I evaluated many apps that required no Cloud service. RunnerUp, ForRunners and FitoTrack are also Open-Source, where Sportractive is not.

FitoTrack and Sportractive where the most promissing ones. In both apps I could not import more than one file at a time so I contacted the authors asking for tips how to import my data. Sportractive author mentioned this was not possible. FitoTrack author found this a simple addition, implemented it and pointed me to the next release. Due to a glitch, took longer to show up in the Play Store, but I built the app from source and started experimenting with this feature.

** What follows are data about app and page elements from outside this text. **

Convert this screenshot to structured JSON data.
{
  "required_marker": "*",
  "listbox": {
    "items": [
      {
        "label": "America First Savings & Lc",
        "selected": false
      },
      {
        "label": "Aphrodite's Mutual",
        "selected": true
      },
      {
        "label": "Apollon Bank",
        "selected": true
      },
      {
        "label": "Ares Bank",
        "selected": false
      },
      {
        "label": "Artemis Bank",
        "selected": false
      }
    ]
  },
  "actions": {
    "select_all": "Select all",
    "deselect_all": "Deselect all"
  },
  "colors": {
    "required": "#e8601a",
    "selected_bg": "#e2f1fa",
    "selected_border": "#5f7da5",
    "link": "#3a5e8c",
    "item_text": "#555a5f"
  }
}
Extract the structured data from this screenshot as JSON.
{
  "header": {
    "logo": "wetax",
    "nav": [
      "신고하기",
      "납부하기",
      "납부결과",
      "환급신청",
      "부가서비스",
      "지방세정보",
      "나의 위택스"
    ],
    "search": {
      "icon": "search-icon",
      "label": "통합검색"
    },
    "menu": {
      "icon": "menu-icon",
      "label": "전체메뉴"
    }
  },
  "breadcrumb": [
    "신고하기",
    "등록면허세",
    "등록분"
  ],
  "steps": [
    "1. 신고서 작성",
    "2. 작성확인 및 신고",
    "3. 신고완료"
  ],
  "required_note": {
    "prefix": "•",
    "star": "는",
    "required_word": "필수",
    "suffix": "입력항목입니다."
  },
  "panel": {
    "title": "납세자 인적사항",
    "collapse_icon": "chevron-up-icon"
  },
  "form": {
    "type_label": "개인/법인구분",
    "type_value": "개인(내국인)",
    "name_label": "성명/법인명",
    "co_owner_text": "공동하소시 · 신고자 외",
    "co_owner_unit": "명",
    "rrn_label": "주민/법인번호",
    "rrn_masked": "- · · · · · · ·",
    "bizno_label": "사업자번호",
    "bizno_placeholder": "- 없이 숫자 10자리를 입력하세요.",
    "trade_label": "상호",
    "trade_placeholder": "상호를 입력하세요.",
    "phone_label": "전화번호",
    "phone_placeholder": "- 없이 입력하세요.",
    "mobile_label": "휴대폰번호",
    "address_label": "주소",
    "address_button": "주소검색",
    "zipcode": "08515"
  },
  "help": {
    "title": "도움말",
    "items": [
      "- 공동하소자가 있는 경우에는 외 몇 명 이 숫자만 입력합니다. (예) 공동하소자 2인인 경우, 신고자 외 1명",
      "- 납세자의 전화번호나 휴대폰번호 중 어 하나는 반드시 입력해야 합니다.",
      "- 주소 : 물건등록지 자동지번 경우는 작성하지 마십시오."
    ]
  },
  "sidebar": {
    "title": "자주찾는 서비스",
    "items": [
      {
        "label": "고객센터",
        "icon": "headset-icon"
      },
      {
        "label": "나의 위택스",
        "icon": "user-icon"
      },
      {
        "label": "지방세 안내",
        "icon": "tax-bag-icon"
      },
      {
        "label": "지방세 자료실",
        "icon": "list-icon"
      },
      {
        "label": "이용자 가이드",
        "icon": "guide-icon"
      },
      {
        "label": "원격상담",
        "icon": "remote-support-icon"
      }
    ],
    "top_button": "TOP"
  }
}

fitotrack.png

To convert the TCX files to GPX I used gpsbabel. FitoTrack has trouble with Fit multiple laps/tracks. The pack option in gpsbabel merges them.

for fn in ../*.tcx; do gpsbabel -i gtrnctr -f "$fn" -x track,pack -o gpx -F $(basename $fn .tcx).gpx; done

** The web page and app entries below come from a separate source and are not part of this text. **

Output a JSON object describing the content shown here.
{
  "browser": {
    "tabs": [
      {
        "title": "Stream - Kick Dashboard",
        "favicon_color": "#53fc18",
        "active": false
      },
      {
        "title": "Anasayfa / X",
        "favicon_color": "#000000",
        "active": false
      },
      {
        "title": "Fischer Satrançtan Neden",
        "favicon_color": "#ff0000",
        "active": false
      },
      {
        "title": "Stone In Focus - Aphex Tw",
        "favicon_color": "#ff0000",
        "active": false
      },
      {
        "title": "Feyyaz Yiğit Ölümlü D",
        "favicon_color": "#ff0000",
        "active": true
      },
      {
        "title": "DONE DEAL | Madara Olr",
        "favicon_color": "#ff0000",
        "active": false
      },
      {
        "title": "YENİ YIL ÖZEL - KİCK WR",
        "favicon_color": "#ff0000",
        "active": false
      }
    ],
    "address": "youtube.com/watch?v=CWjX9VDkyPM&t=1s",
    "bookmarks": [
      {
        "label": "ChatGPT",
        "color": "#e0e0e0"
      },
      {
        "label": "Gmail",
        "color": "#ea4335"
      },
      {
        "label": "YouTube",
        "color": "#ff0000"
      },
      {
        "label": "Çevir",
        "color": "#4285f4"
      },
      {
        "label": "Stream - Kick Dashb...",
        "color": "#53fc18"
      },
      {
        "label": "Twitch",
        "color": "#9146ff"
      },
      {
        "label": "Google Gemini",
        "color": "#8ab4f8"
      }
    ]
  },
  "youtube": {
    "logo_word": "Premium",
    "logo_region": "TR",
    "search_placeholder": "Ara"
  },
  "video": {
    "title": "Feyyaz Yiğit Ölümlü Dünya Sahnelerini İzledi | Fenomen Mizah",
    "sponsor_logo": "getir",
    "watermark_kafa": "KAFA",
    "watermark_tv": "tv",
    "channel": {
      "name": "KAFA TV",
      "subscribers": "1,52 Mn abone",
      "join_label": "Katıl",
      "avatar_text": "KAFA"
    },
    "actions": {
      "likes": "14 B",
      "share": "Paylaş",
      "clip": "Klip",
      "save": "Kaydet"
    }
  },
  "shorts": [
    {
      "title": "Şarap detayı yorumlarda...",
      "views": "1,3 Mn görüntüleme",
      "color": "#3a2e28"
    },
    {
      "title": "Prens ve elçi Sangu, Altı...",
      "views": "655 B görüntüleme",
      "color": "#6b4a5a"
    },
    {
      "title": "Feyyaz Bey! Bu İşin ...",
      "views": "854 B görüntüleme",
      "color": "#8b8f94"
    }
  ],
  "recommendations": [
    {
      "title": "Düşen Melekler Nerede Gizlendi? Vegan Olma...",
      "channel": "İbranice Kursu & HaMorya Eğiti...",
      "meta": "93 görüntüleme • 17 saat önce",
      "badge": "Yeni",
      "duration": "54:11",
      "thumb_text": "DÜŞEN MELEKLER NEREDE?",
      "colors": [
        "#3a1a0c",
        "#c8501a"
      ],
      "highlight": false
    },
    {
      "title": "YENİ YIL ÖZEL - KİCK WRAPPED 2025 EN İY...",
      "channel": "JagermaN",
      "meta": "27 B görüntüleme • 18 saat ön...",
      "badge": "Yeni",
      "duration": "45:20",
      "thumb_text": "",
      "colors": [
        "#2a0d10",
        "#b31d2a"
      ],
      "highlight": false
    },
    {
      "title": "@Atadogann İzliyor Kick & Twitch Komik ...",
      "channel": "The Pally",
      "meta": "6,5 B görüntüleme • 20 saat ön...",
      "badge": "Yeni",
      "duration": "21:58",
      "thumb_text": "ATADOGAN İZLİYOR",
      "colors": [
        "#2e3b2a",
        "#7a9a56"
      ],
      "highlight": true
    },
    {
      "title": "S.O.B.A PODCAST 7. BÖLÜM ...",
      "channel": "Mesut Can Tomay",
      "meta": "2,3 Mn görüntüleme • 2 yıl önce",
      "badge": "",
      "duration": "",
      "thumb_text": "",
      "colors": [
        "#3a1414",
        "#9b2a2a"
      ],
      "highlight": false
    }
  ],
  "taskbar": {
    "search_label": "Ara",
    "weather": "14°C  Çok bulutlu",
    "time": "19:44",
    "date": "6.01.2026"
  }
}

I had now 300+ files with names like 2018-04-15T00_44_22+02_00_PT38M17.962S_Running.gpx, no description and no metadata specifying it was “Running”.

I hacked this script which finds the starting point, does reverse geolocation to find the place name, cleans it up and then renames the file. It also sets the description to something like “Run in Madrid, Spain”.

import os
import time
import unidecode

import gpxpy
import gpxpy.gpx
from geopy.geocoders import Nominatim

geolocator = Nominatim(user_agent="JustATestScript")

for filename in os.listdir("."):
    if not filename.endswith(".gpx"):
        continue

    print("Current: {}".format(filename))
    gpx_file = open(filename, "r")
    gpx = gpxpy.parse(gpx_file)

    # get first point
    point = None
    try:
        point = gpx.tracks[0].segments[0].points[0]
    except Exception:
        print(" `-> No point 0")
        continue

    location = geolocator.reverse(
        (point.latitude, point.longitude),
        language="en",
        addressdetails=True,
    )
    country = unidecode.unidecode(location.raw["address"]["country"])
    # City is not so easy. Fallback until we get something
    city = None
    for place in ["city", "village", "suburb", "town"]:
        if place not in location.raw["address"]:
            continue
        import re
        city = re.sub(r".+/\s+", "", location.raw["address"][place])
        city = unidecode.unidecode(city)
        break
    if not city:
        raise Exception("No place in address: {}".format(location.raw))
    newname = "{}-Running-{}_{}.gpx".format(
        point.time.strftime("%Y-%m-%d_T%H_%m"),
        city.replace(" ", "_"),
        country.replace(" ", "_"),
    )
    print(" `-> new name: {}".format(newname))
    gpx.tracks[0].name = "Run in {}, {}".format(city, country)
    gpx.tracks[0].description = None
    # FIXME: does not serialize. Fix with xmlstarlet
    gpx.tracks[0].type = "running"
    with open(filename, "w") as out:
        out.write(gpx.to_xml())
    try:
        os.rename(filename, newname)
    except Exception as e:
        print(location.raw)
        raise e
    # do not call the API too fast
    time.sleep(1)

The result was:

2018-07-29_T08_07-Munich_Germany.gpx
2019-08-10_T14_08-Barcelone_Spain.gpx
2020-08-22_T07_08-Warsaw_Poland.gpx
2020-07-11_T15_07-Nuremberg_Germany.gpx
2020-08-20_T06_08-Valencia_Spain.gpx
2018-06-03_T10_06-Stuttgart_Germany.gpx
...

(city names and dates are not the real ones)

Setting the sport type in the metadata did not get serialized back, so I fix it with xmlstarlet:

xmlstarlet ed --inplace -N x="http://www.topografix.com/GPX/1/0" -s /x:gpx/x:trk -t elem -n type -v "running" *.gpx

Then, mass import into FitoTrack and I got all my activities with nice descriptions and the right “Running” icon.

Conclusions

My new mail setup is working for some weeks already without problems. I miss some Photos features, but that’s it. I was not expecting Fit to take that much effort.

In general, I am happy with the results. I regained control of my data and I got to use more open-source.